Roylance, a 25-year energy industry veteran, noted that, under customer choice, "costs have gone from being a source of profit for retailers to a destroyer of profit." Roylance explained that, before competition, electric utilities earned profit on their "rate base," or their retail costs and physical assets like power plants and transmission wires, at a guaranteed rate of return. That increased incentives for utilities to spend more on operations than needed, because it meant that they had a larger rate base on which to earn a profit.
Under competition, where electric companies only make money by getting customers to choose them, costs have to be as low as possible in order to attract customers with low electricity rates, while offering great service. These lower operating costs will mean savings for Texas electric customers.
However, today's energy suppliers still have a "language problem" when it comes to offering customers lower rates and new products under competition, Roylance added. The industry still talks in kilowatt-hours, a measure of electric usage, but most customers do not think or talk in kilowatt-hours, Roylance said. Customers think in terms of how much they spend on their monthly electric bill ($100, $150), or how much it costs to set the thermostat at 78 degrees.
Roylance noted that there are some "enabling efforts" underway for energy suppliers to talk in a language more meaningful to customers, and is optimistic that customers will see a shift away from cents per kilowatt-hour to a flat monthly rate in describing the cost of an electricity plan, and in comparing different products.
The lack of a consumer-friendly language makes it "very confusing" today for customers to compare electric rates and providers, Roylance added. But also confusing for customers is the more than 100 offers available for residential customers from about 30 electric companies.
"SaveOnEnergy is part of the innovation that is trying to fill that gap," in customer awareness and understanding, Roylance said.
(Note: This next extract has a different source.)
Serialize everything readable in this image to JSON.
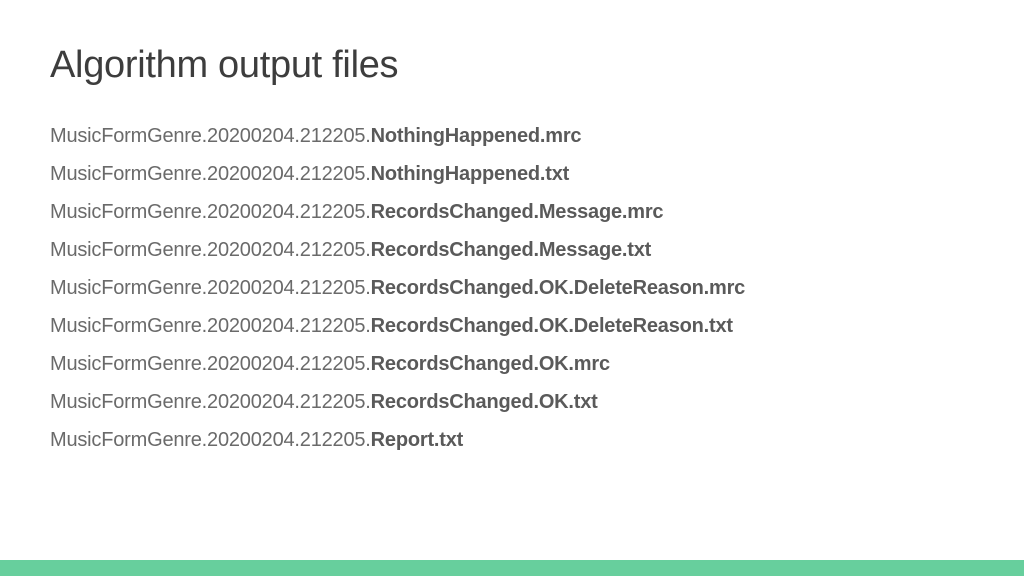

SaveOnEnergy.com seeks out the attractive rates and providers, and posts the best electric rates and products in an easy to understand comparison, instead of a broad laundry list of general offers customers may see elsewhere.
Additionally, SaveOnEnergy.com allows customers to easily compare not just price, but also the many additional benefits that come with certain electricity plans. While Roylance noted that the value-adding benefits available from some energy providers (airline miles, gift certificates, renewable energy, convenient payment options) are only in their infancy compared to where they will be a few years from now, these bonus features are still attracting customers to electric companies that might not have the lowest rate in the market.
Over 5,000 Texans shop for a low electric rate on SaveOnEnergy.com every month, and about half of these Texans are choosing a plan that isn't one of the absolute lowest, because they're opting for a green product, or a product with airline miles, or a bill credit for signing up. "They’re searching for some other feature that meets their unique needs," Roylance explained, and SaveOnEnergy.com lets customers quickly identify the features and prices of different plans in a straightforward and simple format, so consumers can click, pick, save, and join the progressive Texans that are benefitting from competitive electricity rates in Texas.